(Data for this task)
--
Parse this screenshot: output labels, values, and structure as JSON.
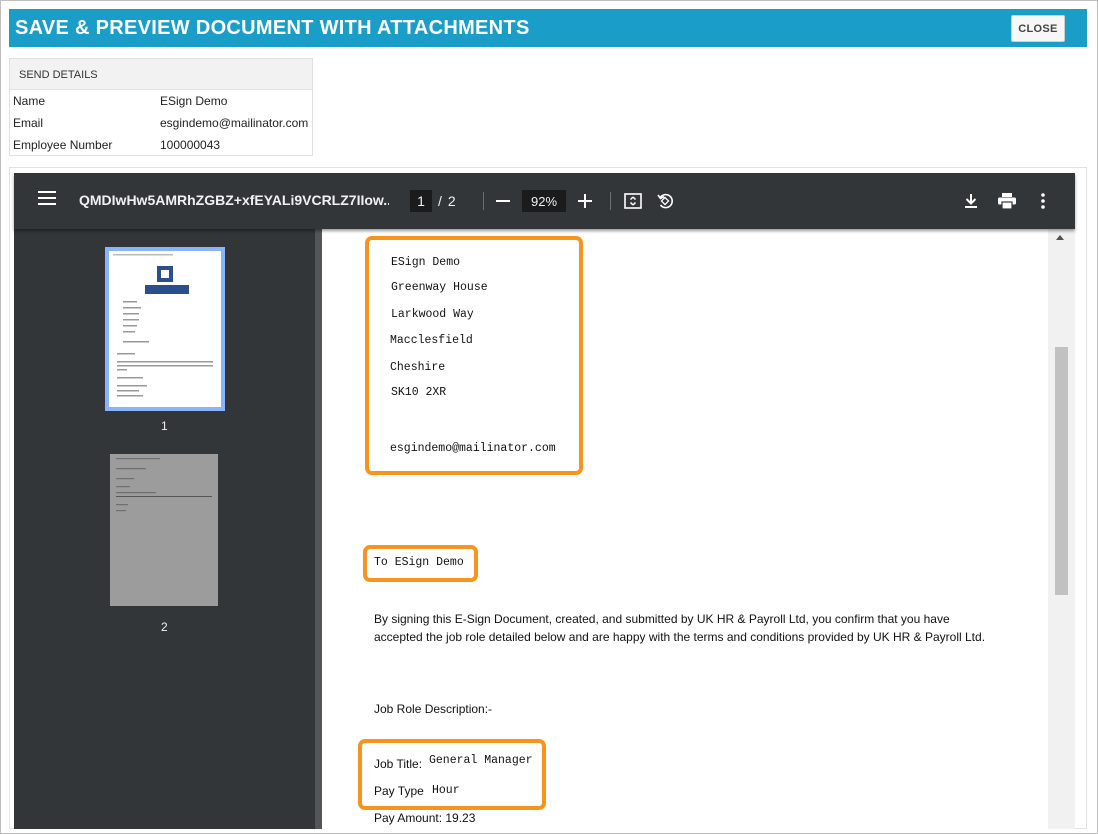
{
  "window": {
    "title": "SAVE & PREVIEW DOCUMENT WITH ATTACHMENTS",
    "close_label": "CLOSE"
  },
  "send_details": {
    "header": "SEND DETAILS",
    "rows": [
      {
        "label": "Name",
        "value": "ESign Demo"
      },
      {
        "label": "Email",
        "value": "esgindemo@mailinator.com"
      },
      {
        "label": "Employee Number",
        "value": "100000043"
      }
    ]
  },
  "viewer": {
    "filename": "QMDIwHw5AMRhZGBZ+xfEYALi9VCRLZ7IIow...",
    "current_page": "1",
    "page_separator": "/",
    "total_pages": "2",
    "zoom": "92%",
    "thumbnails": [
      {
        "label": "1"
      },
      {
        "label": "2"
      }
    ]
  },
  "document": {
    "address_lines": [
      "ESign Demo",
      "Greenway House",
      "Larkwood Way",
      "Macclesfield",
      "Cheshire",
      "SK10 2XR"
    ],
    "email": "esgindemo@mailinator.com",
    "to_line": "To ESign Demo",
    "paragraph": "By signing this E-Sign Document, created, and submitted by UK HR & Payroll Ltd, you confirm that you have accepted the job role detailed below and are happy with the terms and conditions provided by UK HR & Payroll Ltd.",
    "job_role_heading": "Job Role Description:-",
    "job_title_label": "Job Title:",
    "job_title_value": "General Manager",
    "pay_type_label": "Pay Type",
    "pay_type_value": "Hour",
    "pay_amount": "Pay Amount: 19.23"
  },
  "colors": {
    "title_bar": "#1a9ec8",
    "highlight": "#f7941d",
    "toolbar": "#323639",
    "doc_bg": "#525659"
  },
  "icons": [
    "menu-icon",
    "minus-icon",
    "plus-icon",
    "fit-page-icon",
    "rotate-icon",
    "download-icon",
    "print-icon",
    "more-vert-icon"
  ]
}
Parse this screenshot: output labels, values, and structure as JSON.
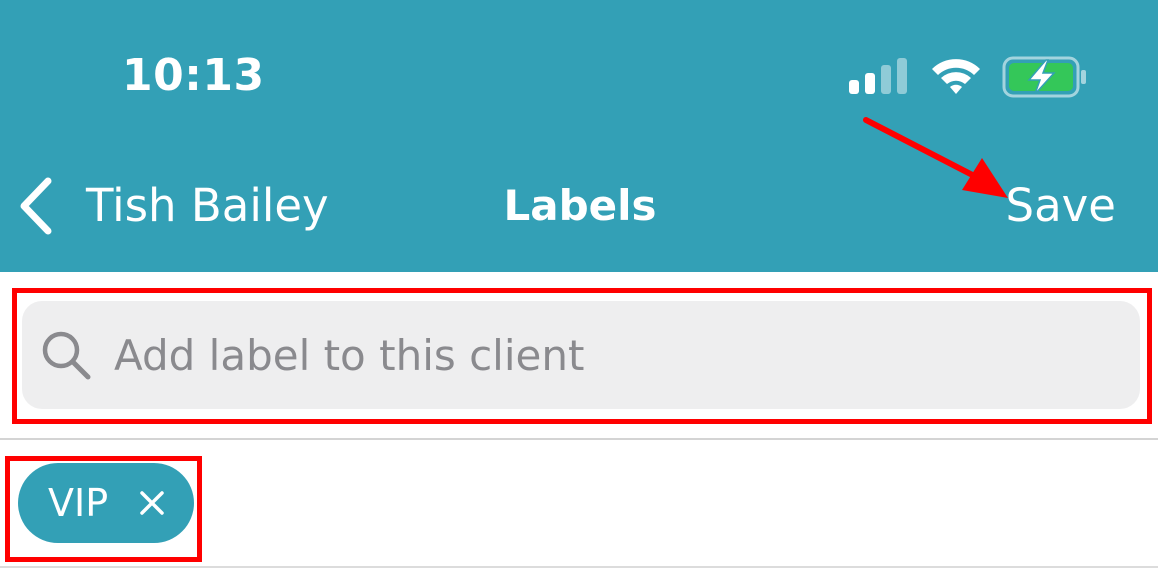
{
  "status_bar": {
    "time": "10:13",
    "signal_icon": "cellular-signal-icon",
    "wifi_icon": "wifi-icon",
    "battery_icon": "battery-charging-icon"
  },
  "nav": {
    "back_label": "Tish Bailey",
    "title": "Labels",
    "save_label": "Save",
    "back_icon": "chevron-left-icon"
  },
  "search": {
    "placeholder": "Add label to this client",
    "value": "",
    "icon": "search-icon"
  },
  "labels": [
    {
      "text": "VIP",
      "remove_icon": "close-icon"
    }
  ],
  "colors": {
    "header_bg": "#33a0b6",
    "chip_bg": "#33a0b6",
    "search_bg": "#eeeeef",
    "annotation": "#ff0000",
    "battery_fill": "#34c759"
  }
}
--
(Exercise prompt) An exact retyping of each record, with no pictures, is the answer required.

(Response)
Parse this screenshot: output labels, values, and structure as JSON.
{
  "window": {
    "title": "SAVE & PREVIEW DOCUMENT WITH ATTACHMENTS",
    "close_label": "CLOSE"
  },
  "send_details": {
    "header": "SEND DETAILS",
    "rows": [
      {
        "label": "Name",
        "value": "ESign Demo"
      },
      {
        "label": "Email",
        "value": "esgindemo@mailinator.com"
      },
      {
        "label": "Employee Number",
        "value": "100000043"
      }
    ]
  },
  "viewer": {
    "filename": "QMDIwHw5AMRhZGBZ+xfEYALi9VCRLZ7IIow...",
    "current_page": "1",
    "page_separator": "/",
    "total_pages": "2",
    "zoom": "92%",
    "thumbnails": [
      {
        "label": "1"
      },
      {
        "label": "2"
      }
    ]
  },
  "document": {
    "address_lines": [
      "ESign Demo",
      "Greenway House",
      "Larkwood Way",
      "Macclesfield",
      "Cheshire",
      "SK10 2XR"
    ],
    "email": "esgindemo@mailinator.com",
    "to_line": "To ESign Demo",
    "paragraph": "By signing this E-Sign Document, created, and submitted by UK HR & Payroll Ltd, you confirm that you have accepted the job role detailed below and are happy with the terms and conditions provided by UK HR & Payroll Ltd.",
    "job_role_heading": "Job Role Description:-",
    "job_title_label": "Job Title:",
    "job_title_value": "General Manager",
    "pay_type_label": "Pay Type",
    "pay_type_value": "Hour",
    "pay_amount": "Pay Amount: 19.23"
  },
  "colors": {
    "title_bar": "#1a9ec8",
    "highlight": "#f7941d",
    "toolbar": "#323639",
    "doc_bg": "#525659"
  },
  "icons": [
    "menu-icon",
    "minus-icon",
    "plus-icon",
    "fit-page-icon",
    "rotate-icon",
    "download-icon",
    "print-icon",
    "more-vert-icon"
  ]
}
Parse this screenshot: output labels, values, and structure as JSON.
{
  "status_bar": {
    "time": "10:13",
    "signal_icon": "cellular-signal-icon",
    "wifi_icon": "wifi-icon",
    "battery_icon": "battery-charging-icon"
  },
  "nav": {
    "back_label": "Tish Bailey",
    "title": "Labels",
    "save_label": "Save",
    "back_icon": "chevron-left-icon"
  },
  "search": {
    "placeholder": "Add label to this client",
    "value": "",
    "icon": "search-icon"
  },
  "labels": [
    {
      "text": "VIP",
      "remove_icon": "close-icon"
    }
  ],
  "colors": {
    "header_bg": "#33a0b6",
    "chip_bg": "#33a0b6",
    "search_bg": "#eeeeef",
    "annotation": "#ff0000",
    "battery_fill": "#34c759"
  }
}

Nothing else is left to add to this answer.